Power Play - The revelation taxpayers are footing a multi-million-dollar annual bill to support many parents of migrants will only inflame public angst about immigration.
The government has not given specific figures about how many of those are not getting the financial support their children promised, when they sponsor their parents to migrate to New Zealand; about 5500 migrant parents come here each year - the bulk of whom come from China and India.
But the fact Immigration Minister Michael Woodhouse says it is spending "tens of millions of dollars in emergency support each year" suggests those numbers are high, and furthermore that this is not a new problem.
There is a case for immigration: to fill skills shortages, to enrich New Zealand society and to play the part of a good global citizen through its refugee programme, but New Zealanders have to be confident the advantages outweigh any disadvantages.
The government is already under intense pressure over immigration levels, against the backdrop of ever-spiralling house prices and claims migrants workers are pushing down wages and taking jobs from New Zealanders.
It argues immigration is not putting pressure on the housing market, Auckland in particular, as the high numbers are in the temporary categories or New Zealanders coming home.

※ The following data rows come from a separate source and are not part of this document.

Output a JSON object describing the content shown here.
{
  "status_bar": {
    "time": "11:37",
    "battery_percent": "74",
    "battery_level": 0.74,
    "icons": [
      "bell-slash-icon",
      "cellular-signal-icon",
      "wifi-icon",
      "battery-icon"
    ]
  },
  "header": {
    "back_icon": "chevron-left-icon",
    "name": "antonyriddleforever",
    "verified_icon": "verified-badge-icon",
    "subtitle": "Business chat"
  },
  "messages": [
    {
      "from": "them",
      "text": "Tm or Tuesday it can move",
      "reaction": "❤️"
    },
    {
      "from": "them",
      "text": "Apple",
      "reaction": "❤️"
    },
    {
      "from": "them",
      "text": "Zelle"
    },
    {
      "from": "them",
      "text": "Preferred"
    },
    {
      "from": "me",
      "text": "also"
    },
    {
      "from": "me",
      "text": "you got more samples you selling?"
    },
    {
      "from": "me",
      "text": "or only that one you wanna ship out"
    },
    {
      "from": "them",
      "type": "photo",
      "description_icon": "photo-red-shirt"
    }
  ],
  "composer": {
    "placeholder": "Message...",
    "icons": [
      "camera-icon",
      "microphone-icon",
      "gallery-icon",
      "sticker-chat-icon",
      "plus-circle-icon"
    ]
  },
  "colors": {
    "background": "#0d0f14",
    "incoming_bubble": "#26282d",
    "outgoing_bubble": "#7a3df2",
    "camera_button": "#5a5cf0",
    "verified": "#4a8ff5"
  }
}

However, that is an argument many in centres like Auckland or Queenstown will likely find hard to swallow.
And the admission by Mr Woodhouse that taxpayers have been paying the price for failures in the application process in the Parent Category only fuel the belief the government is not fully in control of immigration.
Senior ministers have been staunch defenders of the current settings, arguing the high number of work permits is needed to fill skill shortages in the regions, and immigration helps stimulate economic growth.
The problem for them is that most immigrants settle in Auckland, a city already bursting at the seams, and, as noted by the Auckland Chamber of Commerce, many of the 800 new arrivals each week do not have desperately needed skills like construction that could help to alleviate that pressure.
Fewer new residents, but what about temporary visas?
The changes announced this week primarily deal with visa categories that result in residence.
The 5 percent reduction made to the two-year planning range, from 100,000 to 95,000, was part of a scheduled review.
But other adjustments, such as the cuts to the Family Category, are straight policy changes that can be made at any time, and that is where the reduction to the overall number of new residents will come from, with 3500 fewer approvals coming from that category each year.
Another change is to make it harder for those in the seeking residence in the Skilled Migrant Category to get approval, with the points requirement being upped by 20 points. The move is already being criticised by immigration consultants as unfair and unnecessary.
However, the two-year planning range is not a cap; as the minister points out, the government cannot control total numbers, for example New Zealanders marrying someone from another country.
The government and the Treasury have also changed their tune about future forecasts. Both are acknowledging the numbers are more likely to keep increasing, as opposed to expectations numbers would fall away, which both had been referring to until relatively recently.
But much of the political pressure is over temporary visas - work and student visas in particular - which have not yet been addressed.
The argument is that, although there have been record-high numbers of work visa approvals, there is little evidence those workers have the right skills to meet shortages in New Zealand or that they are actually in the parts of the country where they are needed.
The minister says he will be examining temporary visas, which includes working holidaymakers as well, later this year, but he is not sounding convinced there is any great problem.
That review will be the opportunity for the government to signal to voters it is serious about making sure immigration is delivering benefits to New Zealand, and is not disadvantaging the people already living here.
Politicians like Winston Peters and Andrew Little have immigration in their sights, and would relish the chance to make life difficult for this government as it eyes a fourth term in power.